3. Examine Linked Accounts

Review accounts with exposure to your cloud storage that is connected. In the settings menu of Box or Microsoft services, for instance, you may examine your associated accounts. Remove any disconnected accounts that you have since closed. 

You do not want an inactive account to serve as a backdoor for hackers to get into your current account. Maintain clean lists on cloud storage providers and social networking sites.

4. Utilize A Secure Service Provider

Before storing extremely sensitive information in the cloud, it is essential to secure the data with a tool. In addition to backing and storage, you may also pick a provider of cloud services that enables local decryption or encryption of your data. 

It eliminates the need for data encryption software and minimizes the likelihood that server managers or service providers may get access to your information which is also termed zero-knowledge privacy.

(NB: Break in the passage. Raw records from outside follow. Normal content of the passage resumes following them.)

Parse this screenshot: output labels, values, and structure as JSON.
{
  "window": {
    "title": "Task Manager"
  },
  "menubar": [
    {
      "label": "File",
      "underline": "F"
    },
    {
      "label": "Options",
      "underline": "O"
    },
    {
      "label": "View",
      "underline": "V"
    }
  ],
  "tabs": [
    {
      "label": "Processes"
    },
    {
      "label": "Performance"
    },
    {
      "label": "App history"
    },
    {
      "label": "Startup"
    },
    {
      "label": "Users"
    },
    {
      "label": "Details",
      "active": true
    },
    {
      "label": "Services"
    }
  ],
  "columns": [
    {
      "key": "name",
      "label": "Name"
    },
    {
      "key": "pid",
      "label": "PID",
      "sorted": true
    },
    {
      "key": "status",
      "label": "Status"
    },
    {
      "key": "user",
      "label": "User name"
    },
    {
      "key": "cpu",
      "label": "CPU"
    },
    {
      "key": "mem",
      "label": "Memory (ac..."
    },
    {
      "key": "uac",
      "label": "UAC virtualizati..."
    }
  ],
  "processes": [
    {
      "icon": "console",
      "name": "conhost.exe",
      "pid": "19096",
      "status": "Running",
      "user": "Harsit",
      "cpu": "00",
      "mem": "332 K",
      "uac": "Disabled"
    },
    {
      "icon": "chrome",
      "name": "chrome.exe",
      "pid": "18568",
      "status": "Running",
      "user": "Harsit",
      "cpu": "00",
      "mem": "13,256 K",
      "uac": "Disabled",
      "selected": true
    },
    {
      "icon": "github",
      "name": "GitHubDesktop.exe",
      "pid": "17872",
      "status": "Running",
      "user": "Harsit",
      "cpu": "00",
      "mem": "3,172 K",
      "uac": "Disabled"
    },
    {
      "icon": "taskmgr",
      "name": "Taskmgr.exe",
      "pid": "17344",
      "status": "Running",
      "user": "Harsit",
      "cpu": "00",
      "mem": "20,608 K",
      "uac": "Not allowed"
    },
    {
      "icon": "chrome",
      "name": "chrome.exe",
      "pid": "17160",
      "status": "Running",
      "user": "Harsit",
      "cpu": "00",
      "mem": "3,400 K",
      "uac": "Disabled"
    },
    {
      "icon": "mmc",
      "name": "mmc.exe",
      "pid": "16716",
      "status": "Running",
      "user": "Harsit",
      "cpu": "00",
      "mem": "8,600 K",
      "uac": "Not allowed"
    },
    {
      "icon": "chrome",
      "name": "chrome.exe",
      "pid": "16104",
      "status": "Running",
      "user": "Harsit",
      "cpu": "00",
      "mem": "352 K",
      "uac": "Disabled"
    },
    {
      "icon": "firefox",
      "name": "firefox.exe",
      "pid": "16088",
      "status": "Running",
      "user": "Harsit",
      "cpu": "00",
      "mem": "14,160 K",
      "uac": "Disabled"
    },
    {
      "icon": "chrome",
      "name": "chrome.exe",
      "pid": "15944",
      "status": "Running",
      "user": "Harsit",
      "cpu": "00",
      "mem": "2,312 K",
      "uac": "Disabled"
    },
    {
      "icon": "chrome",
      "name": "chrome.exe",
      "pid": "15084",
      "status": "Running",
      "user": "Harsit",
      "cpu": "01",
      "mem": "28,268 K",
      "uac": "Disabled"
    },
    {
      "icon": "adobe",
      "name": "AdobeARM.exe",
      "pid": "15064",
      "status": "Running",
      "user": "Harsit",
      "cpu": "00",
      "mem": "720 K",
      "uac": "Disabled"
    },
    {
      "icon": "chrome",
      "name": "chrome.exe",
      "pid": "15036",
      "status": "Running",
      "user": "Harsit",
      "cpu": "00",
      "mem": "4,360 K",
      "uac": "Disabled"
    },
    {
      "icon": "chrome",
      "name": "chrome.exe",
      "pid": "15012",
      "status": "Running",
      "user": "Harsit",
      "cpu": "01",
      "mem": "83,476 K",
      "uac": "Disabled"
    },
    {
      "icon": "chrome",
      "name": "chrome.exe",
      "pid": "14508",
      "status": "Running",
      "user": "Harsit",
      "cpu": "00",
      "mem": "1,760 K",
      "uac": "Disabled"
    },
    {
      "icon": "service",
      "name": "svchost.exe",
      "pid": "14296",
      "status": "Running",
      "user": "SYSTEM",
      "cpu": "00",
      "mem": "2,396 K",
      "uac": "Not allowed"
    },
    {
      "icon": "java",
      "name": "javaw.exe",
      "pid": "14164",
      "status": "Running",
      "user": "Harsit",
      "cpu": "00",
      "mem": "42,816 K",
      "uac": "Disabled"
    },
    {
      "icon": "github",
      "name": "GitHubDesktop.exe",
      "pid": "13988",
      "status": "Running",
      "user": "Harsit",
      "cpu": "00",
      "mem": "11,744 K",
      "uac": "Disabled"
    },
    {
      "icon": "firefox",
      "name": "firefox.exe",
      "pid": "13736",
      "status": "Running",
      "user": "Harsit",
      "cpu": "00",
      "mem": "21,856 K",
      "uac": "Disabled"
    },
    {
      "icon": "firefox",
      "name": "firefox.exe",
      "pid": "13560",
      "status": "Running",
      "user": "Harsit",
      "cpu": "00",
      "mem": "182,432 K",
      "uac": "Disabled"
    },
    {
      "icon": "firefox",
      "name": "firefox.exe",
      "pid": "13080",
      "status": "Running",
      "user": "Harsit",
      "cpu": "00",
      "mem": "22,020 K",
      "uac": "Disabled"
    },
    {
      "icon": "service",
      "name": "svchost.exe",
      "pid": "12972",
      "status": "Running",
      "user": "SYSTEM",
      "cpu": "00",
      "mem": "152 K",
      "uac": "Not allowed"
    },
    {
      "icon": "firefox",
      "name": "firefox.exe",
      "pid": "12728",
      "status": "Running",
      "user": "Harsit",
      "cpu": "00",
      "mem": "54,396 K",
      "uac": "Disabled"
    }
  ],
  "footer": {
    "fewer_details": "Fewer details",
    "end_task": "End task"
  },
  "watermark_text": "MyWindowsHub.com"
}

5. Backup To Other Media

Don’t put everything on the cloud if you desire to have a decent probability of recovering data in the event of failures and outages. 

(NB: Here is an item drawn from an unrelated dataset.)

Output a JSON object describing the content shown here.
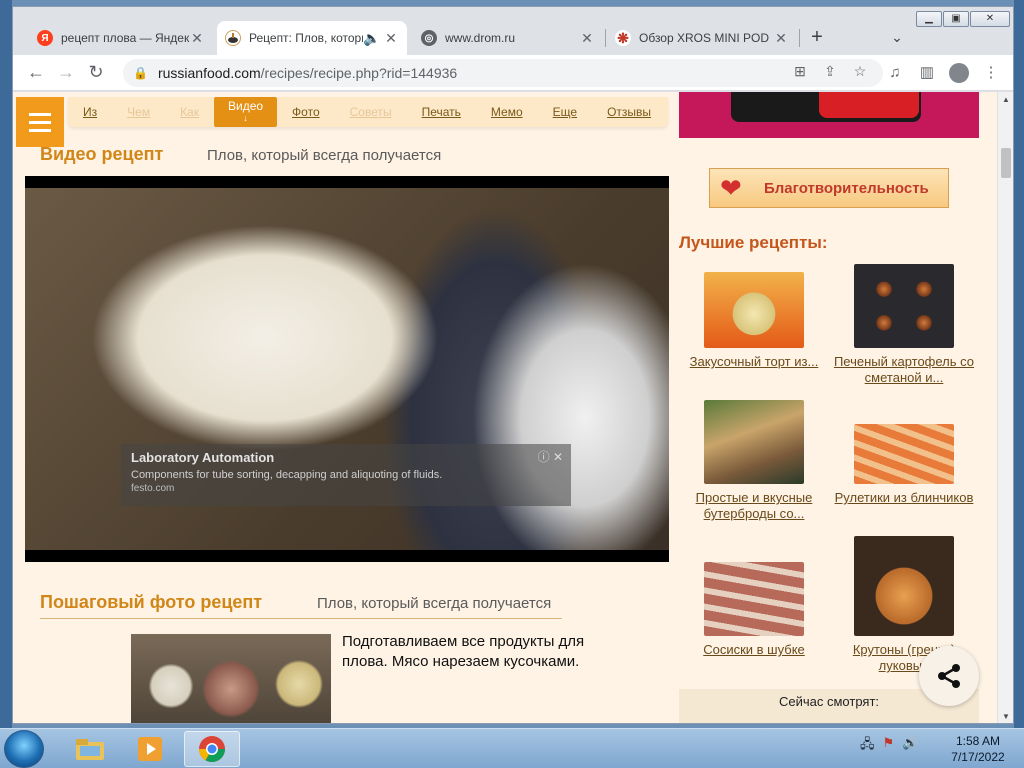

Back up your mission-critical data on a local server; although this may sound laborious, there are several programs with data export options that make the procedure smooth. 

Additionally, you can generate a few backups on external disks in order to prevent irreversible data loss.

6. Examine The Service Agreement Conditions

Despite the fact that terms and conditions agreements may seem cumbersome to read, they frequently contain critical information on privacy and security rules. 

Contact the service provider and customer service department about what a provision signifies, or use a search tool to read the thoughts of others if you have any concerns. 

If it is known that your cloud provider routinely modifies its terms and policies, request that the firm inform you of the change.

These measures will reduce the likelihood of cloud loss of data. Moreover, if there’s anything you’re unwilling to part with or anything you’re concerned an aggressive service provider would snoop on, remove it from the cloud, and put it on your server side.

You can only be as well-prepared as possible if you are a consumer or corporation utilizing cloud storage or contemplating the move. In addition to following the suggestions listed above, learn as much as possible can about service providers.

The data that you keep on the cloud is still physically existent on storage media, similar to what you have on your own devices. Your data storage medium (likely a hard disc drive) will be located on a server within a center. 

Importantly, the media utilized in these cloud services is exactly as susceptible as the technology you use at home or at the workplace. 

Yes, some providers can have comprehensive backups in place, but this does not guarantee that your cloud-stored data is impervious to data loss.


In light of the above-stated facts and circumstances, it can be reasonably inferred that data stored on cloud storage is not totally protected from loss or damage. Therefore, preventive measures are required to be taken. 

It is all too tempting to think that data kept on a personal phone and through a cloud provider is safe from data loss. However, it is important to remember that all storage media, even that used in data centers, is susceptible to data loss.

In order to construct a full backup that is genuinely solid, you must keep your essential data on at least two computers and devices and investigate the security and backup mechanisms of any cloud storage provider before registering for their services.